··· Dataset records ···

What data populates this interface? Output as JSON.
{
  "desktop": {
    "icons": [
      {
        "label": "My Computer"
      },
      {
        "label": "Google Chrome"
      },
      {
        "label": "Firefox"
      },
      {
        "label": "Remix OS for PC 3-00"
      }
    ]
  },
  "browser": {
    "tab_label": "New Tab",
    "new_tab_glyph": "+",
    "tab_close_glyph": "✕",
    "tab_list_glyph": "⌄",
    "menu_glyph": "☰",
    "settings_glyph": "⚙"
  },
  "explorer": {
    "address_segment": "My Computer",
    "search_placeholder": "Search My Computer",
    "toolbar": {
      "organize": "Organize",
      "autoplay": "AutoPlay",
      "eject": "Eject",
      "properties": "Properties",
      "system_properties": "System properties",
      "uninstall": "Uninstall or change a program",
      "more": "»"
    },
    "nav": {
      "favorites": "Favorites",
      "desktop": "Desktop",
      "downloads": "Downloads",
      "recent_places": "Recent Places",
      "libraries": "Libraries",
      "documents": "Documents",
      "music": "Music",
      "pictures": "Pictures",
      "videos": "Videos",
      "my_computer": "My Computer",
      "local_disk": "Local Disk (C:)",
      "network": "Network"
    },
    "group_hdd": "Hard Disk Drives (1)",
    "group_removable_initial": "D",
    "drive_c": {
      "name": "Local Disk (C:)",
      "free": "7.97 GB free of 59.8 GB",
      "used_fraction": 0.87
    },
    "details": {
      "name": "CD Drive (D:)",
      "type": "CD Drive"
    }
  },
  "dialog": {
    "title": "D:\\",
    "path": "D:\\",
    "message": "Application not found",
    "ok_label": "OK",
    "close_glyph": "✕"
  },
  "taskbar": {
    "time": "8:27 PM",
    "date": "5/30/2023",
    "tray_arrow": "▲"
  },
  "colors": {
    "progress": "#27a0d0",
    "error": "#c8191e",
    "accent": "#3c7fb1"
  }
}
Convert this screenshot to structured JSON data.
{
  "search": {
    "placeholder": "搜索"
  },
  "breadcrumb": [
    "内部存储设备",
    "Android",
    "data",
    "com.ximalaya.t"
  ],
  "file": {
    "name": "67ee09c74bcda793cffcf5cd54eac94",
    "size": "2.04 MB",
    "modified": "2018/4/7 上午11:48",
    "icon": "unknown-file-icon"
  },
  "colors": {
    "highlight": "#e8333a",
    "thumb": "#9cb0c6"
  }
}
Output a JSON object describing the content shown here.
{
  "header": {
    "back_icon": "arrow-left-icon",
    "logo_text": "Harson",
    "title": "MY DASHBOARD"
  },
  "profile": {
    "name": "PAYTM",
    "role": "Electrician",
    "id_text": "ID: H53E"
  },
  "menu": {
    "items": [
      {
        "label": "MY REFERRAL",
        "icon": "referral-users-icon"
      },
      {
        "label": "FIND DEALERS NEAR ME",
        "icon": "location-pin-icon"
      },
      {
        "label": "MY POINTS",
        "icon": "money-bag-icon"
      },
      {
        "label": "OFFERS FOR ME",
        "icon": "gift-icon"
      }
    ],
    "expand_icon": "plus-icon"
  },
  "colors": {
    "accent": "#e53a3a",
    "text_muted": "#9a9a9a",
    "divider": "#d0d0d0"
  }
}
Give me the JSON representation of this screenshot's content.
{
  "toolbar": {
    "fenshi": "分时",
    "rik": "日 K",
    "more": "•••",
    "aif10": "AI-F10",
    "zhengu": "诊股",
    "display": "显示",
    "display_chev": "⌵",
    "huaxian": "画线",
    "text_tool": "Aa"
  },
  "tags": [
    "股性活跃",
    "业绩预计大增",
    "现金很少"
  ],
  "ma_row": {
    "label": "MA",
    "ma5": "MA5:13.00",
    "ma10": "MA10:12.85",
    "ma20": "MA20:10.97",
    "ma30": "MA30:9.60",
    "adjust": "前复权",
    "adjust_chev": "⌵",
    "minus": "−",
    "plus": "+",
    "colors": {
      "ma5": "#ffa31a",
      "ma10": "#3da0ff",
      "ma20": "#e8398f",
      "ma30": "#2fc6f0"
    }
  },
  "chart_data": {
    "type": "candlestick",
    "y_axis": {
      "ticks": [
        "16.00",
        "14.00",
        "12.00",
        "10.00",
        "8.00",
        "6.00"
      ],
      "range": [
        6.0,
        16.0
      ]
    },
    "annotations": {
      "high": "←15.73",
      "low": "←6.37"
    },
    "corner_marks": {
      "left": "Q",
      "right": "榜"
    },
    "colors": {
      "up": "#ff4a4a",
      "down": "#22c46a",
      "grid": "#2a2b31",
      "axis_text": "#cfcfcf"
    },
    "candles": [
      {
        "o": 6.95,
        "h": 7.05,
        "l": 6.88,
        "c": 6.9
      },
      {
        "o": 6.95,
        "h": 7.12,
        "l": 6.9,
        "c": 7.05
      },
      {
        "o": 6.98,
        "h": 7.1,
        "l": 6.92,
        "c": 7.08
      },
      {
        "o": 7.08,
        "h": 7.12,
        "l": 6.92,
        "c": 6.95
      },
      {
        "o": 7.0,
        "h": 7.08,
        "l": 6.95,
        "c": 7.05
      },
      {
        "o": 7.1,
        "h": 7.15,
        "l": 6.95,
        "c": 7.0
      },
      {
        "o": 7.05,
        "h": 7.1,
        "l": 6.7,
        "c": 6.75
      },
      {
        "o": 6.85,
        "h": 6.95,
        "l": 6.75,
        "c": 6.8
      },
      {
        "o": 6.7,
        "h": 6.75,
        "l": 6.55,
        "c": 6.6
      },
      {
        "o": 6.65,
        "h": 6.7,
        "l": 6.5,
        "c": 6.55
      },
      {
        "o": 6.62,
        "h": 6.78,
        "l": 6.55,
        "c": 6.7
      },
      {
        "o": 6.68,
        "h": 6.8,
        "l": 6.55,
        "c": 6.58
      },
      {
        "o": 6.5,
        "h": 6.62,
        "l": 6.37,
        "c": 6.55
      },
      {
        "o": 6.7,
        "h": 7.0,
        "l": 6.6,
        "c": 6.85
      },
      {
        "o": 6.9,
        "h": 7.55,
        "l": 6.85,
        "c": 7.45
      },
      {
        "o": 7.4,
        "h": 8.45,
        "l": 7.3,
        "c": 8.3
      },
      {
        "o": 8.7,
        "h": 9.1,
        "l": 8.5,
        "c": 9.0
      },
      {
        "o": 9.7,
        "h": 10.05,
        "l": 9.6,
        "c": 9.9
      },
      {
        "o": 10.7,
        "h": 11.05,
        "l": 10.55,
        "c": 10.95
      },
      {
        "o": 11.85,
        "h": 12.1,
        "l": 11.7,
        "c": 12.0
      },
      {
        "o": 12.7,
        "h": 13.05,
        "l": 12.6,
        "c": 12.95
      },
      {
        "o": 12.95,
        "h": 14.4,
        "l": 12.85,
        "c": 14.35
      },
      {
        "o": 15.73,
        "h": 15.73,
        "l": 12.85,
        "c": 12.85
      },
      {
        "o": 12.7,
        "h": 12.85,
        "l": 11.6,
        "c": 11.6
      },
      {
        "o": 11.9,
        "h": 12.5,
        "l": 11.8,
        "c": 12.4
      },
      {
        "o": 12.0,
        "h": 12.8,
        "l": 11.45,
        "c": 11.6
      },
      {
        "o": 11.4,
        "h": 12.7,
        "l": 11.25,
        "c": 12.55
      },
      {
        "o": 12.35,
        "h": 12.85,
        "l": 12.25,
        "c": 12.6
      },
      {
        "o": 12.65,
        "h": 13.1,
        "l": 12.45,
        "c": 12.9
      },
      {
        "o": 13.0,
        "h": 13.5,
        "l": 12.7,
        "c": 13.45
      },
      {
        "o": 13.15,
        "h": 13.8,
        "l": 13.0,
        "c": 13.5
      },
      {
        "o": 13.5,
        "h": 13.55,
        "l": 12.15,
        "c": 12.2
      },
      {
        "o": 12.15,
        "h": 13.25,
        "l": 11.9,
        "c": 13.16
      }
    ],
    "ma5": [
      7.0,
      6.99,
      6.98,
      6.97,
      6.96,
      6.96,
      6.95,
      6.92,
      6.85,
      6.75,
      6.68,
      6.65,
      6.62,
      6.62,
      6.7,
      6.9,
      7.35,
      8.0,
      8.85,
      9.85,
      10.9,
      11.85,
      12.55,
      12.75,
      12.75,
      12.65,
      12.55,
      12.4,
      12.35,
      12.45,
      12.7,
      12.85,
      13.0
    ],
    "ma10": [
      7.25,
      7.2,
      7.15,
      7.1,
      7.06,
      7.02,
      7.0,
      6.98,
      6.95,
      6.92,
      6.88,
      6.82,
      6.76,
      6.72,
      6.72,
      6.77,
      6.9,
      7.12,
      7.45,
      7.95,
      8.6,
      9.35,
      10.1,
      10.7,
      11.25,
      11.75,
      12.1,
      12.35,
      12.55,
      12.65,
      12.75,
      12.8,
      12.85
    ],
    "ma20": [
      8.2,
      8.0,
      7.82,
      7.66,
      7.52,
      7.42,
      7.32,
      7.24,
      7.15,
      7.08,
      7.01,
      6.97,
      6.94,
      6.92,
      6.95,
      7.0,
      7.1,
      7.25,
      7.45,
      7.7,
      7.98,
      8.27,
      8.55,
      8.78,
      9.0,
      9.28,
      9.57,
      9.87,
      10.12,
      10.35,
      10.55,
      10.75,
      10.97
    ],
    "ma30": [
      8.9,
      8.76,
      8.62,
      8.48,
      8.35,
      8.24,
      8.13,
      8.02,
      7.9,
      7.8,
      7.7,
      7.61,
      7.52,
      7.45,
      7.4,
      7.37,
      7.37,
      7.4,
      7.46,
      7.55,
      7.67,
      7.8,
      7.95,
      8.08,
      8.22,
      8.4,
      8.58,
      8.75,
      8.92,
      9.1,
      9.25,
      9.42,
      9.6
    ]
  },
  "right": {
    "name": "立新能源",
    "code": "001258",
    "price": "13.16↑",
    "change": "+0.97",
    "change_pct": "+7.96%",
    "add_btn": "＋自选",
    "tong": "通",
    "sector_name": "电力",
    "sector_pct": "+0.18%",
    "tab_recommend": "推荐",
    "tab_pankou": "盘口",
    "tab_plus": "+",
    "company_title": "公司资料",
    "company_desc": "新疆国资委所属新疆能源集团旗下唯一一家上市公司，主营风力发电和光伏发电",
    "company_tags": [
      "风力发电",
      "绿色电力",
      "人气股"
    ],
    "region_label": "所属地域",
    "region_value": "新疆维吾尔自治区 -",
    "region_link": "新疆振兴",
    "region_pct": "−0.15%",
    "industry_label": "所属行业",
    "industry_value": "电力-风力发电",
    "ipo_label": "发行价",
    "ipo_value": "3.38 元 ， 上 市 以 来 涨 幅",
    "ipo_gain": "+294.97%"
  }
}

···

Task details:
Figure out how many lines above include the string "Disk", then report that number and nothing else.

Result for this exercise:
3